Growing up as a kid in LA, I spent a lot of time listening to adults talk about their favorite subject: their children. More often than not, this conversation revolved around the schools that their children attended. This may seem like a common occurrence to someone who grew up in the world of interviews and applications for primary education, but to people in states like North Dakota, this is a very foreign process. There, less than 9% of all students attend a private school. That means for the vast majority of students in the state, the local public school is where they are expected to attend. This case is true for states such as Montana, Maine, Vermont, and Colorado to name a few. They all have under a 10% private school enrollment rate. With this information, it is safe to assume that the vast majority of people in those states choose to send their children to public school rather than private school.
Since 1635, the United States has been offering free education for our nation’s children. The public school system was established to ensure that every child has the right to an education, with the overall intent to promote individual success. Nowadays, private schools, especially in Los Angeles, have become a booming business of competitive education. I have personally attended many different types of schools, including private secular school, public school, private Catholic school, and, finally, private Jewish school. As a person who has experienced all these different types of school systems, I am often asked, “What kind of school I feel is best?” The question boils down to whether private or public school is better for a child’s education and development overall. While, admittedly, the basis for this debate is rooted in opinion, there are many statistics* that pertain to this one burning question. Prepare yourself, because it’s time for a Milken Roar Debate: Public vs. Private School.
*Note: All statistics in this article have been provided by the Education Action Group Foundation and the National Center for Education Statistics, unless stated otherwise.
The Case for Public School: In the United States, as in many other countries, education is a free right, not a privilege. Every child enrolled in public school is required to be taught the same information that the federal government has deemed important to their lives and overall success. This is commonly known as “Common Core” learning. Proponents of public education have deemed the private school system a scheme by the upper class to turn education into a mutli-million dollar business.. It is important to note for the private school education that children receive is not monitored by the government, and therefore may give these kids an unfair disadvantage upon entering the university system. There is key information that they might not be taught in an unsupervised private school, that is taught in the government-formulated school plan. The website GreatSchool.org, which offers articles and information on comparative schooling, says that “it’s important to note that all teachers in a public school are usually state certified or, at a minimum, working toward certification. Certification ensures that a teacher has gone through the training required by the state, which includes student teaching and course work. Teachers in private schools may not be required to have certification”. The government ensures that the teachers are qualified to teach our children, while private schools do not take the necessary measures to ensure the credibility of a teacher’s teaching ability. In order for children to receive an education that will prepare them for the future, they must enroll in public school.

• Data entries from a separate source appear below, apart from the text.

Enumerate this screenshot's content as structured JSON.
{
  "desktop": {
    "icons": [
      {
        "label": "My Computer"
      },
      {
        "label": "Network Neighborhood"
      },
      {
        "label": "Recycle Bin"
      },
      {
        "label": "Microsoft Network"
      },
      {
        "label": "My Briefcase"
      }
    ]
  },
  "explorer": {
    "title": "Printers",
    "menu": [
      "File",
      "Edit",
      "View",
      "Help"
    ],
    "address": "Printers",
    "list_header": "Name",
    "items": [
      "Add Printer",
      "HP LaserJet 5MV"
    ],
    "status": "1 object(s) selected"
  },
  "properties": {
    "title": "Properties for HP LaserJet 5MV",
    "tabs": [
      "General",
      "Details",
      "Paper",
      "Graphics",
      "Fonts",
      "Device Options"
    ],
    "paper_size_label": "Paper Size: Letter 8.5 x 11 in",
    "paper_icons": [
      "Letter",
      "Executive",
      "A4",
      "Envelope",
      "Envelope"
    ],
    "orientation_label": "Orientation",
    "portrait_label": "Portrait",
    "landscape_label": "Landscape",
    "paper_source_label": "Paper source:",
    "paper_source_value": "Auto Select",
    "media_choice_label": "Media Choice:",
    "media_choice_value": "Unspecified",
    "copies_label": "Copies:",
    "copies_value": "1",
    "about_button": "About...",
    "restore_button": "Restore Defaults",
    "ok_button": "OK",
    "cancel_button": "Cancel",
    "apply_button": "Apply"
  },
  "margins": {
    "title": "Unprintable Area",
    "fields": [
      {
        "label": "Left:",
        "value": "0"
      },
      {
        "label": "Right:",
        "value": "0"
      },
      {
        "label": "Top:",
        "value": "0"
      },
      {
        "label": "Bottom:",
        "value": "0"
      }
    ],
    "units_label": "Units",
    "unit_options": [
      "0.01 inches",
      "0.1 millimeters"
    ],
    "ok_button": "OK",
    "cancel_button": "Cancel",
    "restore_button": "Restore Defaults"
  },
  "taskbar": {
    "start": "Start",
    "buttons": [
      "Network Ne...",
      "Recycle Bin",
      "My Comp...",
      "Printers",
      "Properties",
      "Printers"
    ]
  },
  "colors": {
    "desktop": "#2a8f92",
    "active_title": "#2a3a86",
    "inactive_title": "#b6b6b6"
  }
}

The Case for Private School: Public Schools are failing our children and are part of an outdated system that cannot live up to the standard of learning that paying for private school can give. Private school students learn critical thinking and analysis, instead of being force fed facts. This is because private schools are not restrained by the government to teach kids to the standard of the lowest common denominator (lowest scoring students) in the country. The public school system was designed to make competent workers for the government. It is outdated and ineffective towards generating success. Private school students are independent thinkers that will be more successful in the world. Without “big government” intervening in our day-to-day activities, private schools have the freedom to teach children what they need to know, the way that we want them to learn it. Yes, many private schools are quite expensive, but for those families who can afford to send their children to a private school, it is their obligation to send their children to an institution where they will receive the best education available. With a graduation rate of 92%, private school is a near guarantee for students to receive a high school diploma. This will ultimately lead to a happy and stable job, which is part of a successful and fulfilling life.
What is your opinion on this debate? Should students have a mandated curriculum nationwide, or should each school choose what is important to be taught to students? Are private schools worth the tuition money? Let us know in the comments!